Every entry below is to be copied exactly, apart from any picture it holds.

Interface dataset entries:

···

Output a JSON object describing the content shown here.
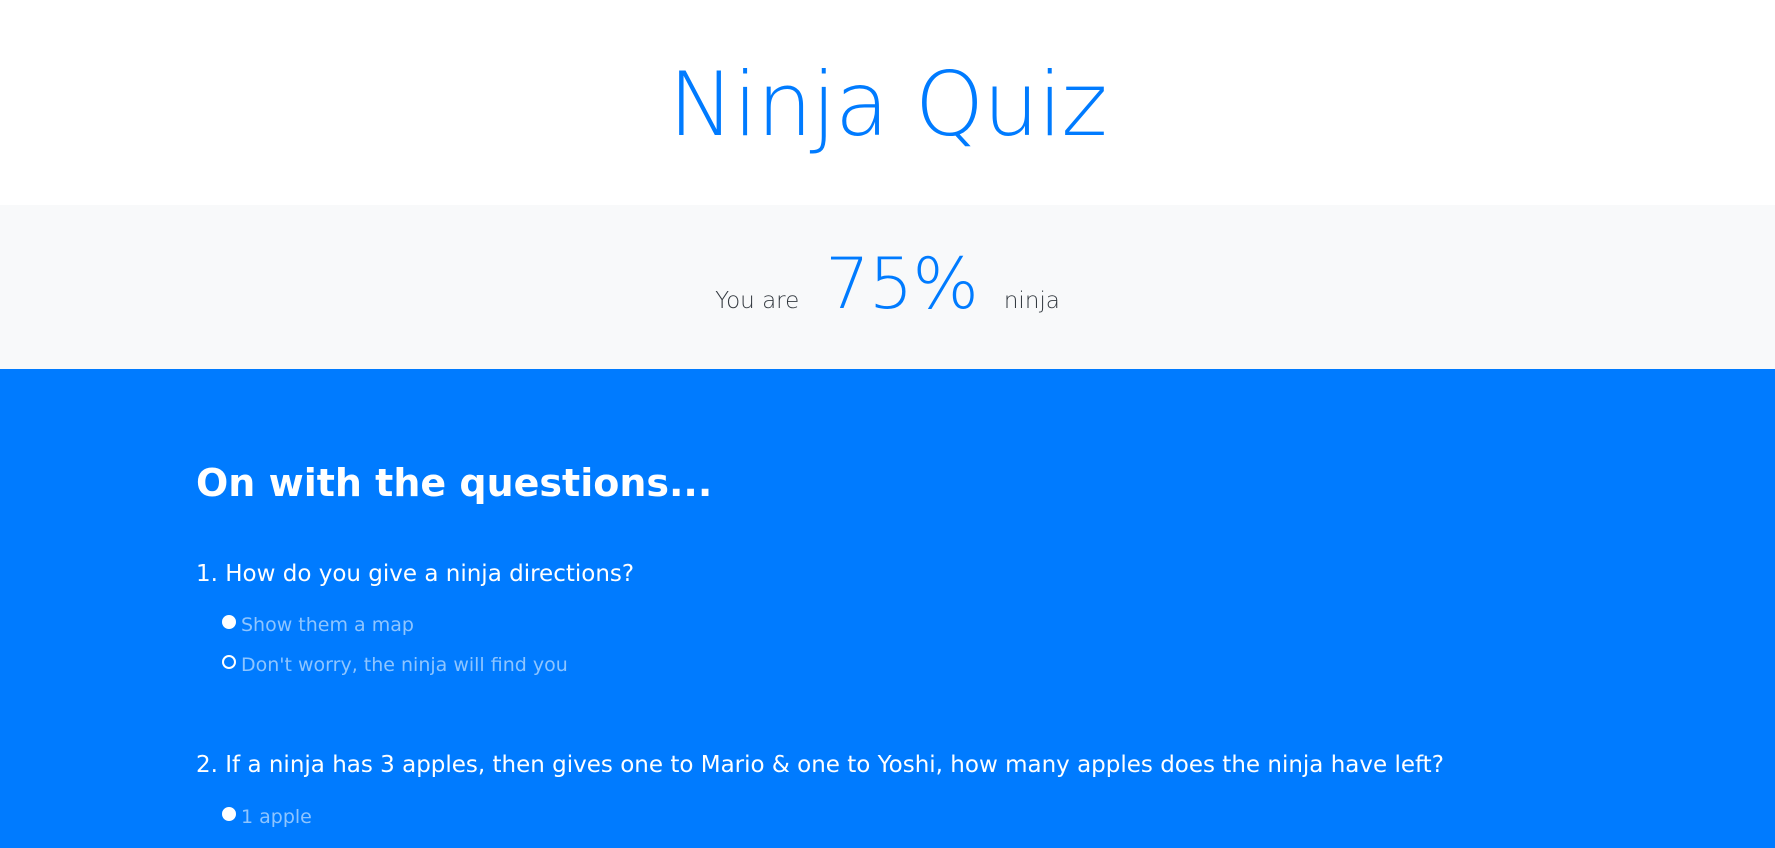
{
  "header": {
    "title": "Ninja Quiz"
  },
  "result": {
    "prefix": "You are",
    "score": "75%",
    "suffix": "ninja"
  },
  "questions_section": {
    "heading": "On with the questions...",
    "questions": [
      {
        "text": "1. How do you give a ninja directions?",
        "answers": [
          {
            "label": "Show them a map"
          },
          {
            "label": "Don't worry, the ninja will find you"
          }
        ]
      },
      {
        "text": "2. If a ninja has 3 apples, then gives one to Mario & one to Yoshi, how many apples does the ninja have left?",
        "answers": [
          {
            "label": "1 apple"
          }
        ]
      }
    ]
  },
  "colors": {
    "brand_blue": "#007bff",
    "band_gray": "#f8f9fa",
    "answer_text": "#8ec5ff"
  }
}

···

SOLUTION.
Output a JSON object describing the content shown here.
{
  "header": {
    "title": "Ninja Quiz"
  },
  "result": {
    "prefix": "You are",
    "score": "75%",
    "suffix": "ninja"
  },
  "questions_section": {
    "heading": "On with the questions...",
    "questions": [
      {
        "text": "1. How do you give a ninja directions?",
        "answers": [
          {
            "label": "Show them a map"
          },
          {
            "label": "Don't worry, the ninja will find you"
          }
        ]
      },
      {
        "text": "2. If a ninja has 3 apples, then gives one to Mario & one to Yoshi, how many apples does the ninja have left?",
        "answers": [
          {
            "label": "1 apple"
          }
        ]
      }
    ]
  },
  "colors": {
    "brand_blue": "#007bff",
    "band_gray": "#f8f9fa",
    "answer_text": "#8ec5ff"
  }
}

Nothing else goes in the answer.